Seuss-Hell's Bathroomcrackheads, I exiled them is what I did, from my son’s basement apartment, they’d come to feast off of what was left of him, his entrails I guess, he’d moved into that apartment with such high hopes even though it was on the bottom floor, and no light, or very little light, there was a girlfriend, she moved in with her two dogs and then they picked up a stray pit bull they named Svetlana, they were into all things Russian, and the girlfriend didn’t believe in housetraining dogs, like making them go outside in the yard was hurting their feelings or something, well she’d moved out, took the few things of value and left behind a concrete floor full of dog shit, and he, my son, I gave birth to him in 1985, it was a hard labor in a small town hospital and they had to cut me open, don’t knock me out I yelled, after all this I want to be awake when you lift out the kid, and I was, I was awake and they lifted him out, his skin painted with blood, his hands looked too large for his body, and he spread them out, and his arms, well, all babies wail so he wailed, and I hoisted those two dealers, I excised them, I pulled them like two bad teeth, and I didn’t have to use my hands, the smoke from the crack draped in their hair like cobwebs, I knocked on that black metal door, I knocked and they answered like it was their house, half-smiling like I was selling Girl Scout cookies, but what the hell they were fucked up, they didn’t know any better, and with my voice alone, with my eyes that I intentionally made keen like a hawk’s, I ordered them out, I threw their stuff out in the yard, in the rain, dog shit was everywhere, like pinecones or apples in an abandoned orchard at the end of summer, they rode away on bikes like children, like my sister and me when we were kids after a big storm and the drains were clogged on the streets so the water was up to our knees, riding our bikes through that water which must have been full of shit, my son, he was nowhere to be found, I didn’t see him until, what was it, later that night or the next day, he showed up at my house and put his hands on me, he didn’t hurt me but it was moving in that direction, and something in me rose up, like a deer I once saw that stood up on its back legs and roared, I ex-communicated him, hoisted him, my will by then was like a jackhammer or a God, or one of those queens who wears a dress made of stone, so don’t ask for my touch is what I’m saying, don’t ask me to now walk among the people.
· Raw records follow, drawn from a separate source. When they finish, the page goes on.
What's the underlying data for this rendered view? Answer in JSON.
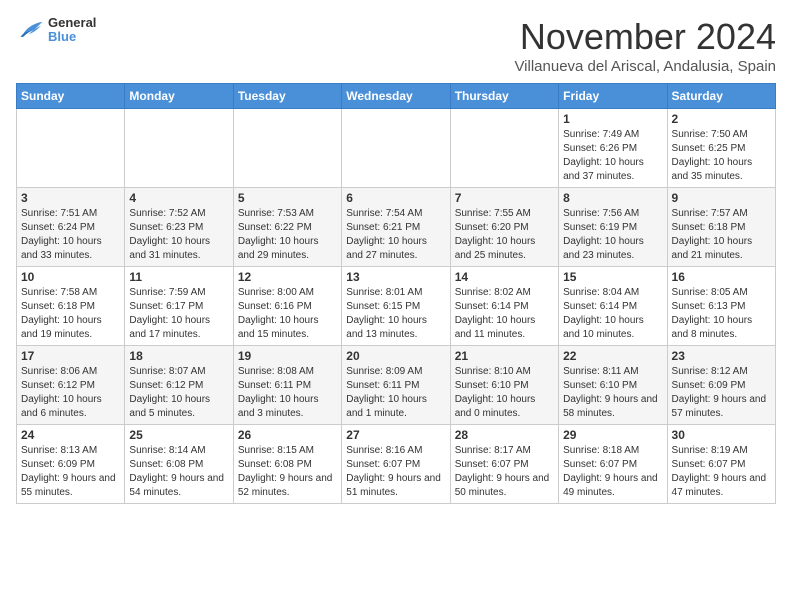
{
  "logo": {
    "general": "General",
    "blue": "Blue"
  },
  "header": {
    "month": "November 2024",
    "location": "Villanueva del Ariscal, Andalusia, Spain"
  },
  "weekdays": [
    "Sunday",
    "Monday",
    "Tuesday",
    "Wednesday",
    "Thursday",
    "Friday",
    "Saturday"
  ],
  "weeks": [
    [
      {
        "day": "",
        "info": ""
      },
      {
        "day": "",
        "info": ""
      },
      {
        "day": "",
        "info": ""
      },
      {
        "day": "",
        "info": ""
      },
      {
        "day": "",
        "info": ""
      },
      {
        "day": "1",
        "info": "Sunrise: 7:49 AM\nSunset: 6:26 PM\nDaylight: 10 hours and 37 minutes."
      },
      {
        "day": "2",
        "info": "Sunrise: 7:50 AM\nSunset: 6:25 PM\nDaylight: 10 hours and 35 minutes."
      }
    ],
    [
      {
        "day": "3",
        "info": "Sunrise: 7:51 AM\nSunset: 6:24 PM\nDaylight: 10 hours and 33 minutes."
      },
      {
        "day": "4",
        "info": "Sunrise: 7:52 AM\nSunset: 6:23 PM\nDaylight: 10 hours and 31 minutes."
      },
      {
        "day": "5",
        "info": "Sunrise: 7:53 AM\nSunset: 6:22 PM\nDaylight: 10 hours and 29 minutes."
      },
      {
        "day": "6",
        "info": "Sunrise: 7:54 AM\nSunset: 6:21 PM\nDaylight: 10 hours and 27 minutes."
      },
      {
        "day": "7",
        "info": "Sunrise: 7:55 AM\nSunset: 6:20 PM\nDaylight: 10 hours and 25 minutes."
      },
      {
        "day": "8",
        "info": "Sunrise: 7:56 AM\nSunset: 6:19 PM\nDaylight: 10 hours and 23 minutes."
      },
      {
        "day": "9",
        "info": "Sunrise: 7:57 AM\nSunset: 6:18 PM\nDaylight: 10 hours and 21 minutes."
      }
    ],
    [
      {
        "day": "10",
        "info": "Sunrise: 7:58 AM\nSunset: 6:18 PM\nDaylight: 10 hours and 19 minutes."
      },
      {
        "day": "11",
        "info": "Sunrise: 7:59 AM\nSunset: 6:17 PM\nDaylight: 10 hours and 17 minutes."
      },
      {
        "day": "12",
        "info": "Sunrise: 8:00 AM\nSunset: 6:16 PM\nDaylight: 10 hours and 15 minutes."
      },
      {
        "day": "13",
        "info": "Sunrise: 8:01 AM\nSunset: 6:15 PM\nDaylight: 10 hours and 13 minutes."
      },
      {
        "day": "14",
        "info": "Sunrise: 8:02 AM\nSunset: 6:14 PM\nDaylight: 10 hours and 11 minutes."
      },
      {
        "day": "15",
        "info": "Sunrise: 8:04 AM\nSunset: 6:14 PM\nDaylight: 10 hours and 10 minutes."
      },
      {
        "day": "16",
        "info": "Sunrise: 8:05 AM\nSunset: 6:13 PM\nDaylight: 10 hours and 8 minutes."
      }
    ],
    [
      {
        "day": "17",
        "info": "Sunrise: 8:06 AM\nSunset: 6:12 PM\nDaylight: 10 hours and 6 minutes."
      },
      {
        "day": "18",
        "info": "Sunrise: 8:07 AM\nSunset: 6:12 PM\nDaylight: 10 hours and 5 minutes."
      },
      {
        "day": "19",
        "info": "Sunrise: 8:08 AM\nSunset: 6:11 PM\nDaylight: 10 hours and 3 minutes."
      },
      {
        "day": "20",
        "info": "Sunrise: 8:09 AM\nSunset: 6:11 PM\nDaylight: 10 hours and 1 minute."
      },
      {
        "day": "21",
        "info": "Sunrise: 8:10 AM\nSunset: 6:10 PM\nDaylight: 10 hours and 0 minutes."
      },
      {
        "day": "22",
        "info": "Sunrise: 8:11 AM\nSunset: 6:10 PM\nDaylight: 9 hours and 58 minutes."
      },
      {
        "day": "23",
        "info": "Sunrise: 8:12 AM\nSunset: 6:09 PM\nDaylight: 9 hours and 57 minutes."
      }
    ],
    [
      {
        "day": "24",
        "info": "Sunrise: 8:13 AM\nSunset: 6:09 PM\nDaylight: 9 hours and 55 minutes."
      },
      {
        "day": "25",
        "info": "Sunrise: 8:14 AM\nSunset: 6:08 PM\nDaylight: 9 hours and 54 minutes."
      },
      {
        "day": "26",
        "info": "Sunrise: 8:15 AM\nSunset: 6:08 PM\nDaylight: 9 hours and 52 minutes."
      },
      {
        "day": "27",
        "info": "Sunrise: 8:16 AM\nSunset: 6:07 PM\nDaylight: 9 hours and 51 minutes."
      },
      {
        "day": "28",
        "info": "Sunrise: 8:17 AM\nSunset: 6:07 PM\nDaylight: 9 hours and 50 minutes."
      },
      {
        "day": "29",
        "info": "Sunrise: 8:18 AM\nSunset: 6:07 PM\nDaylight: 9 hours and 49 minutes."
      },
      {
        "day": "30",
        "info": "Sunrise: 8:19 AM\nSunset: 6:07 PM\nDaylight: 9 hours and 47 minutes."
      }
    ]
  ]
}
Diane Seuss’s most recent collection, Four-Legged Girl, is forthcoming in October 2015 from Graywolf Press. Her second book, Wolf Lake, White Gown Blown Open, won the Juniper Prize and was published by the University of Massachusetts Press in 2010. Her poetry and brief prose have appeared in many literary magazines, including Poetry, The Iowa Review, and The New Yorker. Her work has received awards from Indiana Review, Quarter After Eight, Mid-American Review, and the Summer Literary Seminars contest. Seuss is Writer in Residence at Kalamazoo College.

Artwork by Jeff Kallet